LAST week the Gazette spoke to Whitchurch residents in opposition of plans to relocate the town’s Montessori nursery to an unused plot of land next to the Knowlings.

The proposal was set to go before borough councillors next week but will now be reviewed next month instead.

In the meantime, we have been speaking to parents and residents who support the plans to hear their responses put forward last week.

The chief criticism of the relocation plan was the impact it would have on traffic, with many saying traffic is “bad enough” as it is.

However a number of parents with children at the nursery say they travel there on foot. And Hannah Fletcher, whose son attends the nursery, says the proximity of the proposed site to other schools is another benefit in itself.

Hannah said: “I currently walk to Whitchurch CofE Primary School to drop off my daughter en route to the nursery, which my son James attends.

The close proximity of the two means people do not need to drive.” The application also states that seven of its nine staff live within walking distance that, even during its busiest period, there will never be more than nine vehicles using the site.

Other residents pointed to the differences between the nursery and the alternatives in the area.

While some nurseries offer forest sessions, Whitchurch Montessori nursery is the only Montessori and forest school in Hampshire.

The nursery also offers greater flexibility than others, says mother-of-two Tracey Wood. “If that nursery does shut I don’t actually know what I’m going to do,” she said.

Tracey says the nursery’s hours offered are “invaluable” to herself, a property administrator for a housing developer, and her husband, Kerryn, who works as a firefighter.

And while other nurseries require children “to be there for 8am until 6pm,” the Montessori nursery allows children to attend as and when they need. “When I first started I had [my daughter] Christa in two mornings a week, 9-12. And when I phoned and said can I keep her in for lunch they said sure.” “The nursery is run almost like a home,” she added. “When I rung Julia [Lymbery, director of the nursery] she knew exactly where I was coming from. “It’s like a family there.”

Ex-borough councillor Keith Watts, who retired from his role last year, also weighed in on the issue, warning of the potential alternatives to the nursery plan.

“The people who oppose this think the field is going to stay as it is,” he said. “Well that’s not going to happen.

“The neighbours around are shooting themselves in the foot if they defeat it.”

“The borough council officers have already listed that site as a potential housing estate. The land was bought for housing in the 1950s and that was its future destiny unless that changed.”

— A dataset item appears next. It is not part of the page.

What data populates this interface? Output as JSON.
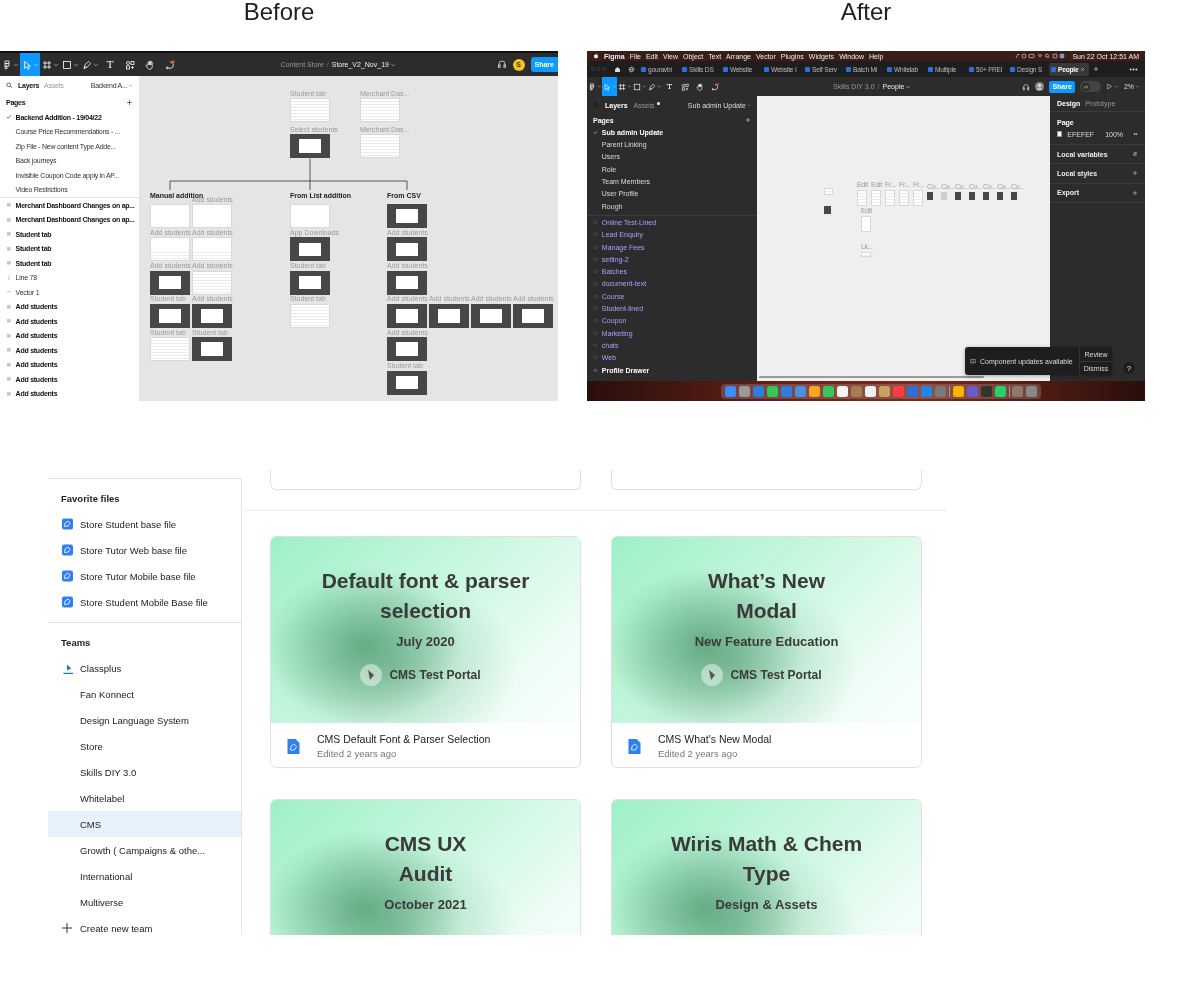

Keith personally knows many of those against the proposal and says this is the “best organised opposition” to a planning application he has ever seen in 50 years.

“Some are my friends, some are the people I most admire, but they are mistaken on this.”

He also adds that many of the arguments against the proposal are “not material planning considerations anyway”.

The ex-councillor said: “The only material planning consideration against it is that the road access is not good because of the neighbours it will effect. But they are only talking about 40 children.

“And it’s not a school where everybody turns up at half past eight. So the traffic affecting the Knowlings is not a dreadfully bad problem.”